● Exercise:
Only the text is wanted; write out each record below exactly and exclude all pictures.

● Entries from a dataset of interfaces:
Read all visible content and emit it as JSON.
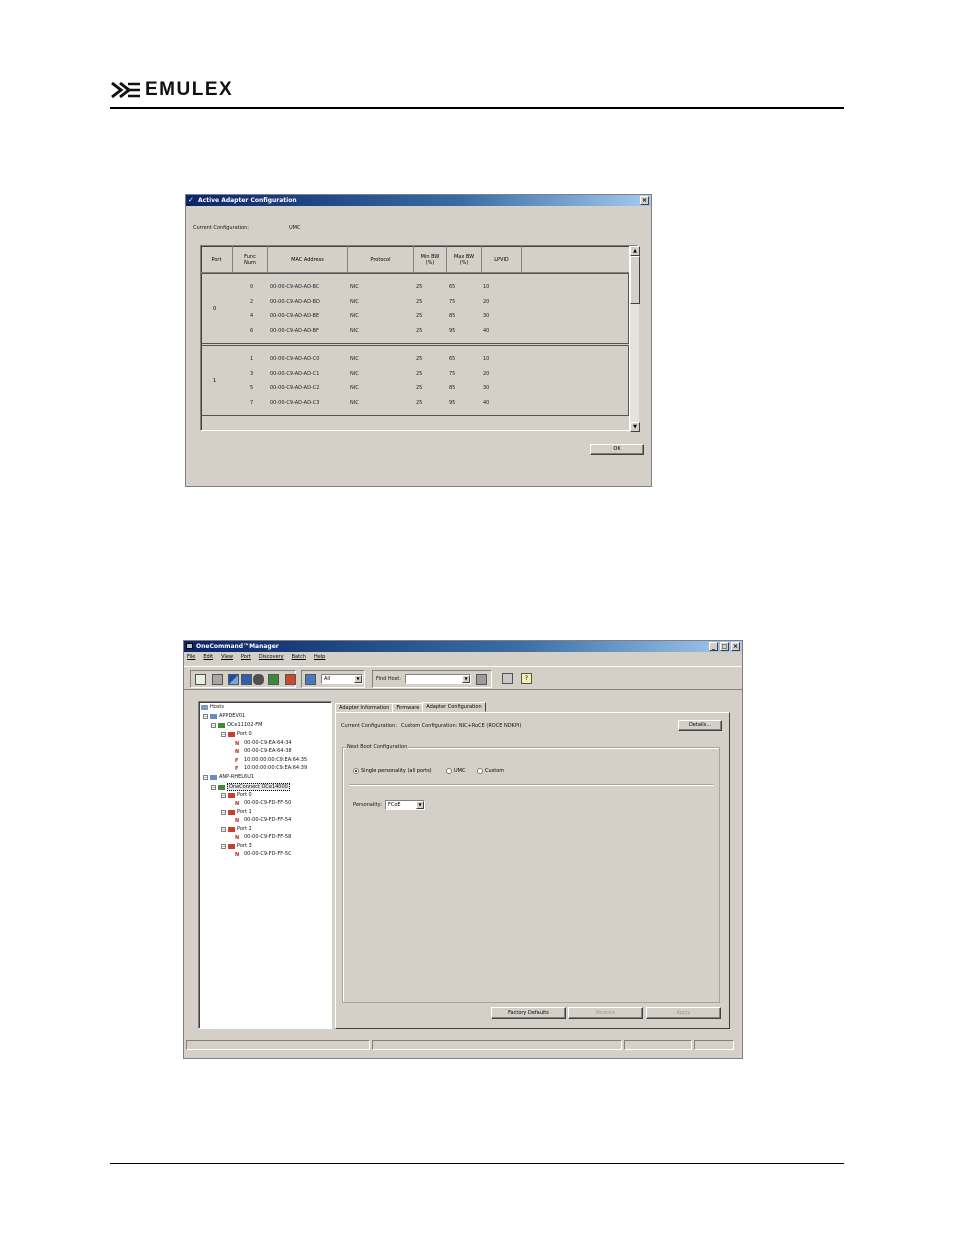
{
  "header": {
    "logo_text": "EMULEX"
  },
  "aac_window": {
    "title": "Active Adapter Configuration",
    "close_glyph": "×",
    "current_config_label": "Current Configuration:",
    "current_config_value": "UMC",
    "columns": [
      "Port",
      "Func Num",
      "MAC Address",
      "Protocol",
      "Min BW (%)",
      "Max BW (%)",
      "LPVID"
    ],
    "ports": [
      {
        "port": "0",
        "rows": [
          [
            "0",
            "00-00-C9-AD-AD-BC",
            "NIC",
            "25",
            "65",
            "10"
          ],
          [
            "2",
            "00-00-C9-AD-AD-BD",
            "NIC",
            "25",
            "75",
            "20"
          ],
          [
            "4",
            "00-00-C9-AD-AD-BE",
            "NIC",
            "25",
            "85",
            "30"
          ],
          [
            "6",
            "00-00-C9-AD-AD-BF",
            "NIC",
            "25",
            "95",
            "40"
          ]
        ]
      },
      {
        "port": "1",
        "rows": [
          [
            "1",
            "00-00-C9-AD-AD-C0",
            "NIC",
            "25",
            "65",
            "10"
          ],
          [
            "3",
            "00-00-C9-AD-AD-C1",
            "NIC",
            "25",
            "75",
            "20"
          ],
          [
            "5",
            "00-00-C9-AD-AD-C2",
            "NIC",
            "25",
            "85",
            "30"
          ],
          [
            "7",
            "00-00-C9-AD-AD-C3",
            "NIC",
            "25",
            "95",
            "40"
          ]
        ]
      }
    ],
    "ok_label": "OK"
  },
  "ocm_window": {
    "title": "OneCommand™Manager",
    "menu": [
      "File",
      "Edit",
      "View",
      "Port",
      "Discovery",
      "Batch",
      "Help"
    ],
    "filter_value": "All",
    "find_host_label": "Find Host:",
    "find_host_value": "",
    "tree": {
      "root": "Hosts",
      "host1": "APPDEV01",
      "host1_adapter": "OCe11102-FM",
      "host1_port0": "Port 0",
      "host1_macs": [
        "00-00-C9-EA-64-34",
        "00-00-C9-EA-64-38",
        "10:00:00:00:C9:EA:64:35",
        "10:00:00:00:C9:EA:64:39"
      ],
      "host2": "ANP-RHEL6U1",
      "host2_adapter": "OneConnect OCe14000",
      "ports": [
        {
          "label": "Port 0",
          "mac": "00-00-C9-FD-FF-50"
        },
        {
          "label": "Port 1",
          "mac": "00-00-C9-FD-FF-54"
        },
        {
          "label": "Port 2",
          "mac": "00-00-C9-FD-FF-58"
        },
        {
          "label": "Port 3",
          "mac": "00-00-C9-FD-FF-5C"
        }
      ]
    },
    "tabs": [
      "Adapter Information",
      "Firmware",
      "Adapter Configuration"
    ],
    "current_config_label": "Current Configuration:",
    "current_config_value": "Custom Configuration: NIC+RoCE (ROCE NDKPI)",
    "details_label": "Details...",
    "next_boot_label": "Next Boot Configuration",
    "radio_single": "Single personality (all ports)",
    "radio_umc": "UMC",
    "radio_custom": "Custom",
    "personality_label": "Personality:",
    "personality_value": "FCoE",
    "factory_defaults_label": "Factory Defaults",
    "restore_label": "Restore",
    "apply_label": "Apply"
  }
}
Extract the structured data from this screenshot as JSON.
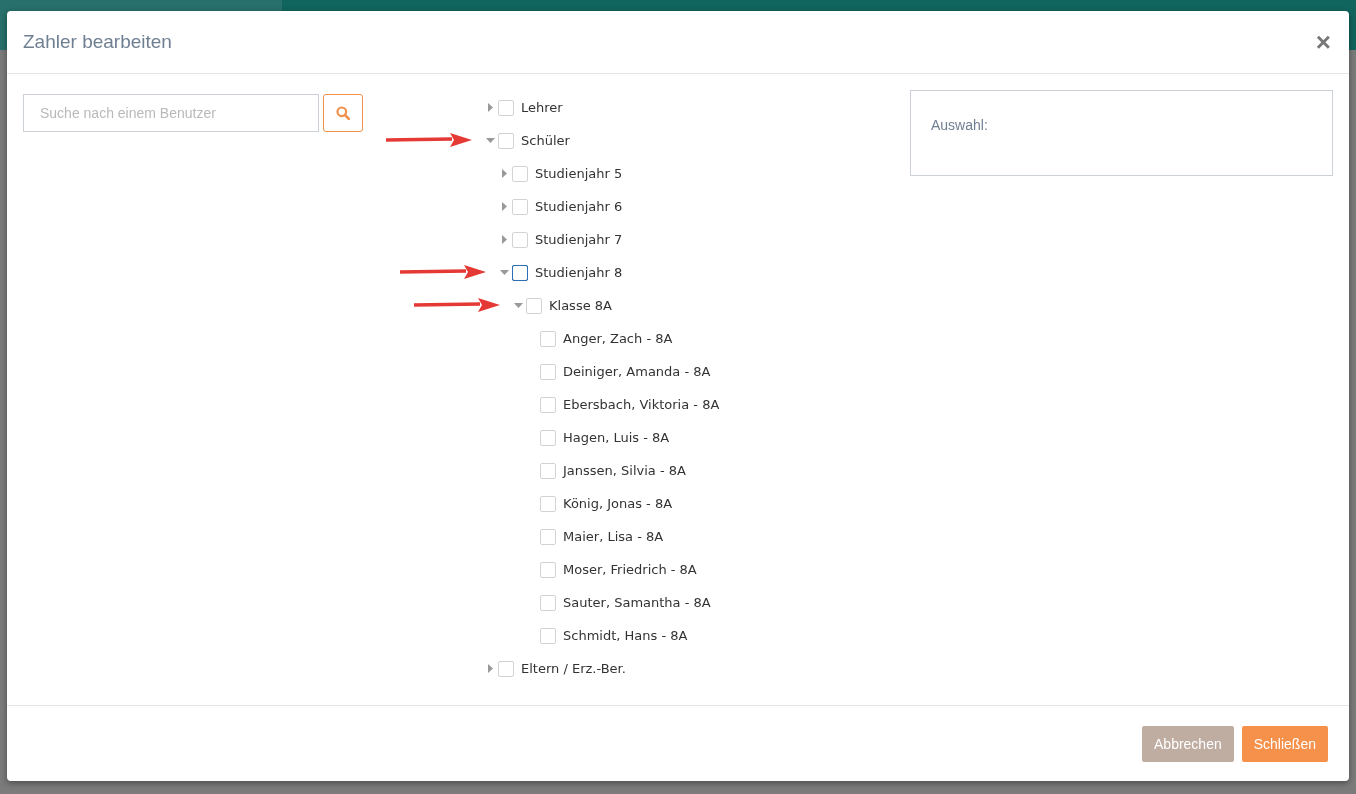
{
  "dialog": {
    "title": "Zahler bearbeiten",
    "close": "×"
  },
  "search": {
    "placeholder": "Suche nach einem Benutzer"
  },
  "tree": [
    {
      "label": "Lehrer",
      "kind": "group",
      "expanded": false,
      "checked": false,
      "focused": false,
      "annotated": false
    },
    {
      "label": "Schüler",
      "kind": "group",
      "expanded": true,
      "checked": false,
      "focused": false,
      "annotated": true,
      "children": [
        {
          "label": "Studienjahr 5",
          "kind": "group",
          "expanded": false,
          "checked": false,
          "focused": false,
          "annotated": false
        },
        {
          "label": "Studienjahr 6",
          "kind": "group",
          "expanded": false,
          "checked": false,
          "focused": false,
          "annotated": false
        },
        {
          "label": "Studienjahr 7",
          "kind": "group",
          "expanded": false,
          "checked": false,
          "focused": false,
          "annotated": false
        },
        {
          "label": "Studienjahr 8",
          "kind": "group",
          "expanded": true,
          "checked": false,
          "focused": true,
          "annotated": true,
          "children": [
            {
              "label": "Klasse 8A",
              "kind": "group",
              "expanded": true,
              "checked": false,
              "focused": false,
              "annotated": true,
              "children": [
                {
                  "label": "Anger, Zach - 8A",
                  "kind": "leaf",
                  "checked": false,
                  "focused": false,
                  "annotated": false
                },
                {
                  "label": "Deiniger, Amanda - 8A",
                  "kind": "leaf",
                  "checked": false,
                  "focused": false,
                  "annotated": false
                },
                {
                  "label": "Ebersbach, Viktoria - 8A",
                  "kind": "leaf",
                  "checked": false,
                  "focused": false,
                  "annotated": false
                },
                {
                  "label": "Hagen, Luis - 8A",
                  "kind": "leaf",
                  "checked": false,
                  "focused": false,
                  "annotated": false
                },
                {
                  "label": "Janssen, Silvia - 8A",
                  "kind": "leaf",
                  "checked": false,
                  "focused": false,
                  "annotated": false
                },
                {
                  "label": "König, Jonas - 8A",
                  "kind": "leaf",
                  "checked": false,
                  "focused": false,
                  "annotated": false
                },
                {
                  "label": "Maier, Lisa - 8A",
                  "kind": "leaf",
                  "checked": false,
                  "focused": false,
                  "annotated": false
                },
                {
                  "label": "Moser, Friedrich - 8A",
                  "kind": "leaf",
                  "checked": false,
                  "focused": false,
                  "annotated": false
                },
                {
                  "label": "Sauter, Samantha - 8A",
                  "kind": "leaf",
                  "checked": false,
                  "focused": false,
                  "annotated": false
                },
                {
                  "label": "Schmidt, Hans - 8A",
                  "kind": "leaf",
                  "checked": false,
                  "focused": false,
                  "annotated": false
                }
              ]
            }
          ]
        }
      ]
    },
    {
      "label": "Eltern / Erz.-Ber.",
      "kind": "group",
      "expanded": false,
      "checked": false,
      "focused": false,
      "annotated": false
    }
  ],
  "selection": {
    "label": "Auswahl:"
  },
  "buttons": [
    {
      "label": "Abbrechen",
      "kind": "secondary"
    },
    {
      "label": "Schließen",
      "kind": "primary"
    }
  ]
}
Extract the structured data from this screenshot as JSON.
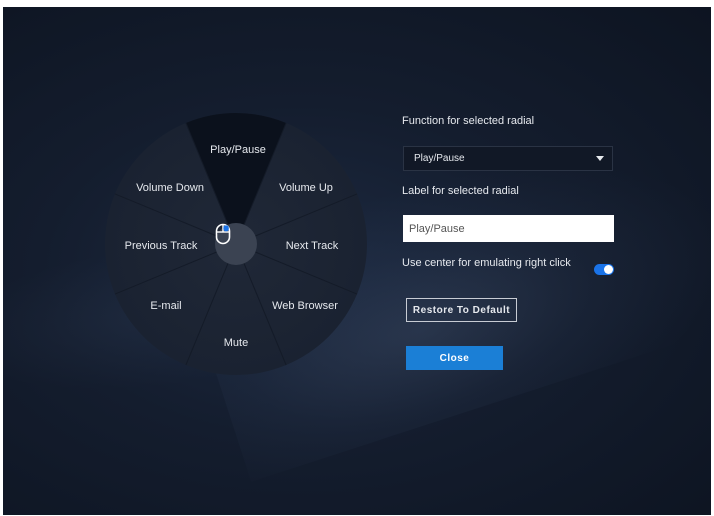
{
  "radial": {
    "slices": [
      {
        "id": "play-pause",
        "label": "Play/Pause",
        "selected": true
      },
      {
        "id": "volume-up",
        "label": "Volume Up"
      },
      {
        "id": "next-track",
        "label": "Next Track"
      },
      {
        "id": "web-browser",
        "label": "Web Browser"
      },
      {
        "id": "mute",
        "label": "Mute"
      },
      {
        "id": "email",
        "label": "E-mail"
      },
      {
        "id": "previous-track",
        "label": "Previous Track"
      },
      {
        "id": "volume-down",
        "label": "Volume Down"
      }
    ],
    "center_icon": "mouse-icon"
  },
  "panel": {
    "function_label": "Function for selected radial",
    "function_value": "Play/Pause",
    "label_label": "Label for selected radial",
    "label_value": "Play/Pause",
    "right_click_label": "Use center for emulating right click",
    "right_click_enabled": true,
    "restore_label": "Restore To Default",
    "close_label": "Close"
  },
  "colors": {
    "accent": "#1b7fd6",
    "toggle_on": "#1a73e8",
    "background": "#141d2e",
    "selected_slice": "#0b111c"
  }
}
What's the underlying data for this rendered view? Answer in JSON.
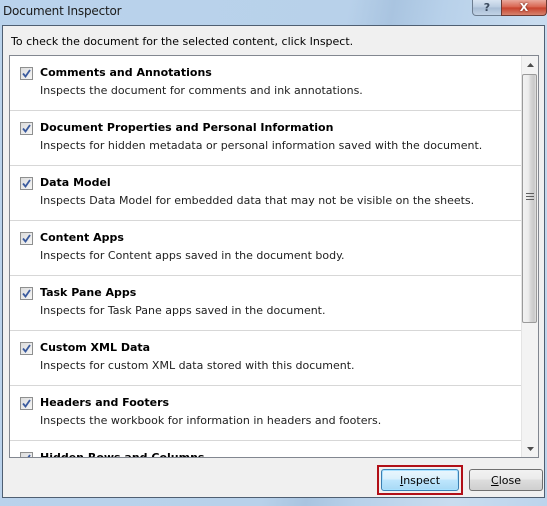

● Written solution:
Read all visible content and emit it as JSON.
{
  "header": {
    "logo_text": "EMULEX"
  },
  "aac_window": {
    "title": "Active Adapter Configuration",
    "close_glyph": "×",
    "current_config_label": "Current Configuration:",
    "current_config_value": "UMC",
    "columns": [
      "Port",
      "Func Num",
      "MAC Address",
      "Protocol",
      "Min BW (%)",
      "Max BW (%)",
      "LPVID"
    ],
    "ports": [
      {
        "port": "0",
        "rows": [
          [
            "0",
            "00-00-C9-AD-AD-BC",
            "NIC",
            "25",
            "65",
            "10"
          ],
          [
            "2",
            "00-00-C9-AD-AD-BD",
            "NIC",
            "25",
            "75",
            "20"
          ],
          [
            "4",
            "00-00-C9-AD-AD-BE",
            "NIC",
            "25",
            "85",
            "30"
          ],
          [
            "6",
            "00-00-C9-AD-AD-BF",
            "NIC",
            "25",
            "95",
            "40"
          ]
        ]
      },
      {
        "port": "1",
        "rows": [
          [
            "1",
            "00-00-C9-AD-AD-C0",
            "NIC",
            "25",
            "65",
            "10"
          ],
          [
            "3",
            "00-00-C9-AD-AD-C1",
            "NIC",
            "25",
            "75",
            "20"
          ],
          [
            "5",
            "00-00-C9-AD-AD-C2",
            "NIC",
            "25",
            "85",
            "30"
          ],
          [
            "7",
            "00-00-C9-AD-AD-C3",
            "NIC",
            "25",
            "95",
            "40"
          ]
        ]
      }
    ],
    "ok_label": "OK"
  },
  "ocm_window": {
    "title": "OneCommand™Manager",
    "menu": [
      "File",
      "Edit",
      "View",
      "Port",
      "Discovery",
      "Batch",
      "Help"
    ],
    "filter_value": "All",
    "find_host_label": "Find Host:",
    "find_host_value": "",
    "tree": {
      "root": "Hosts",
      "host1": "APPDEV01",
      "host1_adapter": "OCe11102-FM",
      "host1_port0": "Port 0",
      "host1_macs": [
        "00-00-C9-EA-64-34",
        "00-00-C9-EA-64-38",
        "10:00:00:00:C9:EA:64:35",
        "10:00:00:00:C9:EA:64:39"
      ],
      "host2": "ANP-RHEL6U1",
      "host2_adapter": "OneConnect OCe14000",
      "ports": [
        {
          "label": "Port 0",
          "mac": "00-00-C9-FD-FF-50"
        },
        {
          "label": "Port 1",
          "mac": "00-00-C9-FD-FF-54"
        },
        {
          "label": "Port 2",
          "mac": "00-00-C9-FD-FF-58"
        },
        {
          "label": "Port 3",
          "mac": "00-00-C9-FD-FF-5C"
        }
      ]
    },
    "tabs": [
      "Adapter Information",
      "Firmware",
      "Adapter Configuration"
    ],
    "current_config_label": "Current Configuration:",
    "current_config_value": "Custom Configuration: NIC+RoCE (ROCE NDKPI)",
    "details_label": "Details...",
    "next_boot_label": "Next Boot Configuration",
    "radio_single": "Single personality (all ports)",
    "radio_umc": "UMC",
    "radio_custom": "Custom",
    "personality_label": "Personality:",
    "personality_value": "FCoE",
    "factory_defaults_label": "Factory Defaults",
    "restore_label": "Restore",
    "apply_label": "Apply"
  }
}
Extract the structured data from this screenshot as JSON.
{
  "dialog": {
    "title": "Zahler bearbeiten",
    "close": "×"
  },
  "search": {
    "placeholder": "Suche nach einem Benutzer"
  },
  "tree": [
    {
      "label": "Lehrer",
      "kind": "group",
      "expanded": false,
      "checked": false,
      "focused": false,
      "annotated": false
    },
    {
      "label": "Schüler",
      "kind": "group",
      "expanded": true,
      "checked": false,
      "focused": false,
      "annotated": true,
      "children": [
        {
          "label": "Studienjahr 5",
          "kind": "group",
          "expanded": false,
          "checked": false,
          "focused": false,
          "annotated": false
        },
        {
          "label": "Studienjahr 6",
          "kind": "group",
          "expanded": false,
          "checked": false,
          "focused": false,
          "annotated": false
        },
        {
          "label": "Studienjahr 7",
          "kind": "group",
          "expanded": false,
          "checked": false,
          "focused": false,
          "annotated": false
        },
        {
          "label": "Studienjahr 8",
          "kind": "group",
          "expanded": true,
          "checked": false,
          "focused": true,
          "annotated": true,
          "children": [
            {
              "label": "Klasse 8A",
              "kind": "group",
              "expanded": true,
              "checked": false,
              "focused": false,
              "annotated": true,
              "children": [
                {
                  "label": "Anger, Zach - 8A",
                  "kind": "leaf",
                  "checked": false,
                  "focused": false,
                  "annotated": false
                },
                {
                  "label": "Deiniger, Amanda - 8A",
                  "kind": "leaf",
                  "checked": false,
                  "focused": false,
                  "annotated": false
                },
                {
                  "label": "Ebersbach, Viktoria - 8A",
                  "kind": "leaf",
                  "checked": false,
                  "focused": false,
                  "annotated": false
                },
                {
                  "label": "Hagen, Luis - 8A",
                  "kind": "leaf",
                  "checked": false,
                  "focused": false,
                  "annotated": false
                },
                {
                  "label": "Janssen, Silvia - 8A",
                  "kind": "leaf",
                  "checked": false,
                  "focused": false,
                  "annotated": false
                },
                {
                  "label": "König, Jonas - 8A",
                  "kind": "leaf",
                  "checked": false,
                  "focused": false,
                  "annotated": false
                },
                {
                  "label": "Maier, Lisa - 8A",
                  "kind": "leaf",
                  "checked": false,
                  "focused": false,
                  "annotated": false
                },
                {
                  "label": "Moser, Friedrich - 8A",
                  "kind": "leaf",
                  "checked": false,
                  "focused": false,
                  "annotated": false
                },
                {
                  "label": "Sauter, Samantha - 8A",
                  "kind": "leaf",
                  "checked": false,
                  "focused": false,
                  "annotated": false
                },
                {
                  "label": "Schmidt, Hans - 8A",
                  "kind": "leaf",
                  "checked": false,
                  "focused": false,
                  "annotated": false
                }
              ]
            }
          ]
        }
      ]
    },
    {
      "label": "Eltern / Erz.-Ber.",
      "kind": "group",
      "expanded": false,
      "checked": false,
      "focused": false,
      "annotated": false
    }
  ],
  "selection": {
    "label": "Auswahl:"
  },
  "buttons": [
    {
      "label": "Abbrechen",
      "kind": "secondary"
    },
    {
      "label": "Schließen",
      "kind": "primary"
    }
  ]
}
Extract the structured data from this screenshot as JSON.
{
  "radial": {
    "slices": [
      {
        "id": "play-pause",
        "label": "Play/Pause",
        "selected": true
      },
      {
        "id": "volume-up",
        "label": "Volume Up"
      },
      {
        "id": "next-track",
        "label": "Next Track"
      },
      {
        "id": "web-browser",
        "label": "Web Browser"
      },
      {
        "id": "mute",
        "label": "Mute"
      },
      {
        "id": "email",
        "label": "E-mail"
      },
      {
        "id": "previous-track",
        "label": "Previous Track"
      },
      {
        "id": "volume-down",
        "label": "Volume Down"
      }
    ],
    "center_icon": "mouse-icon"
  },
  "panel": {
    "function_label": "Function for selected radial",
    "function_value": "Play/Pause",
    "label_label": "Label for selected radial",
    "label_value": "Play/Pause",
    "right_click_label": "Use center for emulating right click",
    "right_click_enabled": true,
    "restore_label": "Restore To Default",
    "close_label": "Close"
  },
  "colors": {
    "accent": "#1b7fd6",
    "toggle_on": "#1a73e8",
    "background": "#141d2e",
    "selected_slice": "#0b111c"
  }
}
What's the underlying data for this rendered view? Answer in JSON.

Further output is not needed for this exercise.